A molecular candidate for the presumed clock is the negative feedback circuit composed of the three Tribolium primary pair-rule genes: Tc-eve, Tc-runt and Tc-odd (Choe et al., 2006). Two of these genes, Tc-eve and Tc-odd, have been found to oscillate in Tribolium (this report) (Sarrazin et al., 2012). The original formulation of the clock and wavefront model postulated an oscillator controlled by a continuously moving gradient (wavefront), within which the oscillation persists and outside of which the oscillation freezes (Cooke and Zeeman, 1976). Interestingly, even a static smooth gradient is capable of generating striped expression (supplementary material Movie 1) (Beck and Varadi, 1972). This could explain the formation of the first three Tc-eve stripes in the blastoderm in the absence of posterior elongation, although the possibility of a continuously retracting wavefront in the blastoderm phase cannot be excluded.
In this report, we showed that the anterior-to-posterior progression of Tc-eve stripe formation reflects an underlying segmentation clock functioning in the Tribolium blastoderm and germband. Sequential segmentation (Liu and Kaufman, 2005; Nakao, 2010) and posterior-to-anterior shifts of pair-rule gene expression (Garcia-Solache et al., 2010) in the blastoderm of other insects have also been reported. Careful examination of stripe-formation dynamics will determine whether these insects utilize clock-based or Drosophila-like segmentation mechanisms.
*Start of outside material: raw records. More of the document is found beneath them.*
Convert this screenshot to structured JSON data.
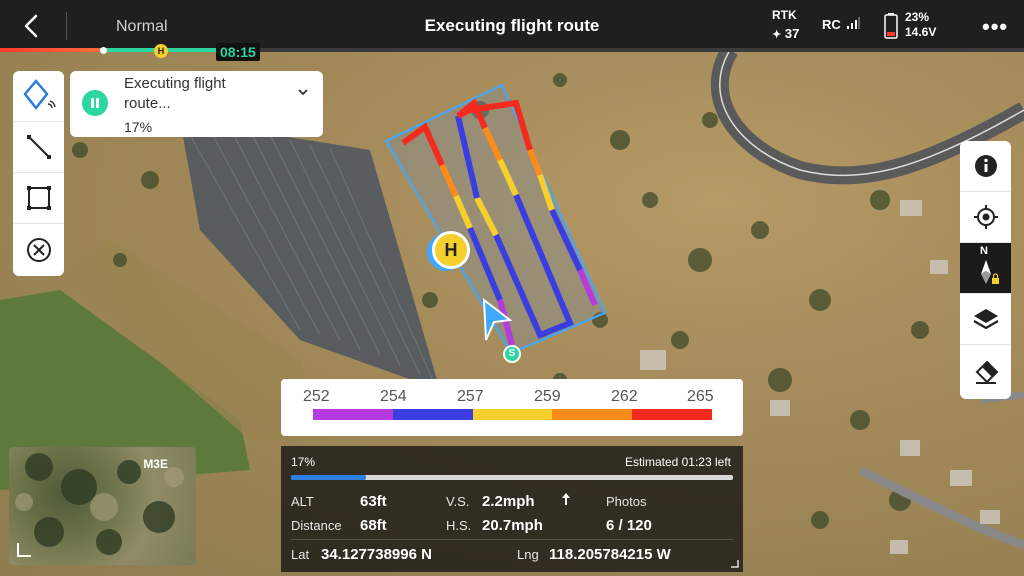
{
  "topbar": {
    "mode": "Normal",
    "title": "Executing flight route",
    "rtk_label": "RTK",
    "rtk_satellites": "37",
    "rc_label": "RC",
    "battery_percent": "23%",
    "battery_voltage": "14.6V",
    "flight_time": "08:15",
    "home_marker": "H"
  },
  "status_card": {
    "text": "Executing flight route...",
    "percent": "17%"
  },
  "map": {
    "home_marker": "H",
    "start_marker": "S"
  },
  "right_tools": {
    "compass_north": "N"
  },
  "legend": {
    "ticks": [
      "252",
      "254",
      "257",
      "259",
      "262",
      "265"
    ],
    "colors": [
      "#b53ae0",
      "#3a3ee0",
      "#f7cf2c",
      "#fb8c1a",
      "#f52a1e"
    ]
  },
  "telemetry": {
    "progress_percent": "17%",
    "progress_value": 0.17,
    "estimated": "Estimated 01:23 left",
    "alt_label": "ALT",
    "alt_value": "63ft",
    "vs_label": "V.S.",
    "vs_value": "2.2mph",
    "photos_label": "Photos",
    "photos_value": "6 / 120",
    "distance_label": "Distance",
    "distance_value": "68ft",
    "hs_label": "H.S.",
    "hs_value": "20.7mph",
    "lat_label": "Lat",
    "lat_value": "34.127738996 N",
    "lng_label": "Lng",
    "lng_value": "118.205784215 W"
  },
  "camera": {
    "label": "M3E"
  },
  "colors": {
    "accent_green": "#2bd6a0",
    "route_blue": "#3a3ee0",
    "marker_yellow": "#f7cf2c"
  }
}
Interestingly, even the expression of posterior pair-rule genes in Drosophila undergo posterior-to-anterior shifts (Keranen et al., 2006). Although limited and not reflecting an overt oscillatory process, as in Tribolium, these shifts might be a vestige of an ancestral clock-based mechanism.
We are thankful to Andrew Peel for helpful comments on the manuscript; Michelle Gordon and Barb VanSlyke for technical support; and the Bodossaki Foundation for donating the stereoscope used for time-lapse recordings.
Work in the Brown lab was supported by the National Institutes of Health [grant 5R01HD29594]; and the Kansas IDeA Network of Biomedical Research Excellence (K-INBRE) [grant P20RR016475]. Deposited in PMC for release after 12 months.
Competing interests statement
The authors declare no competing financial interests.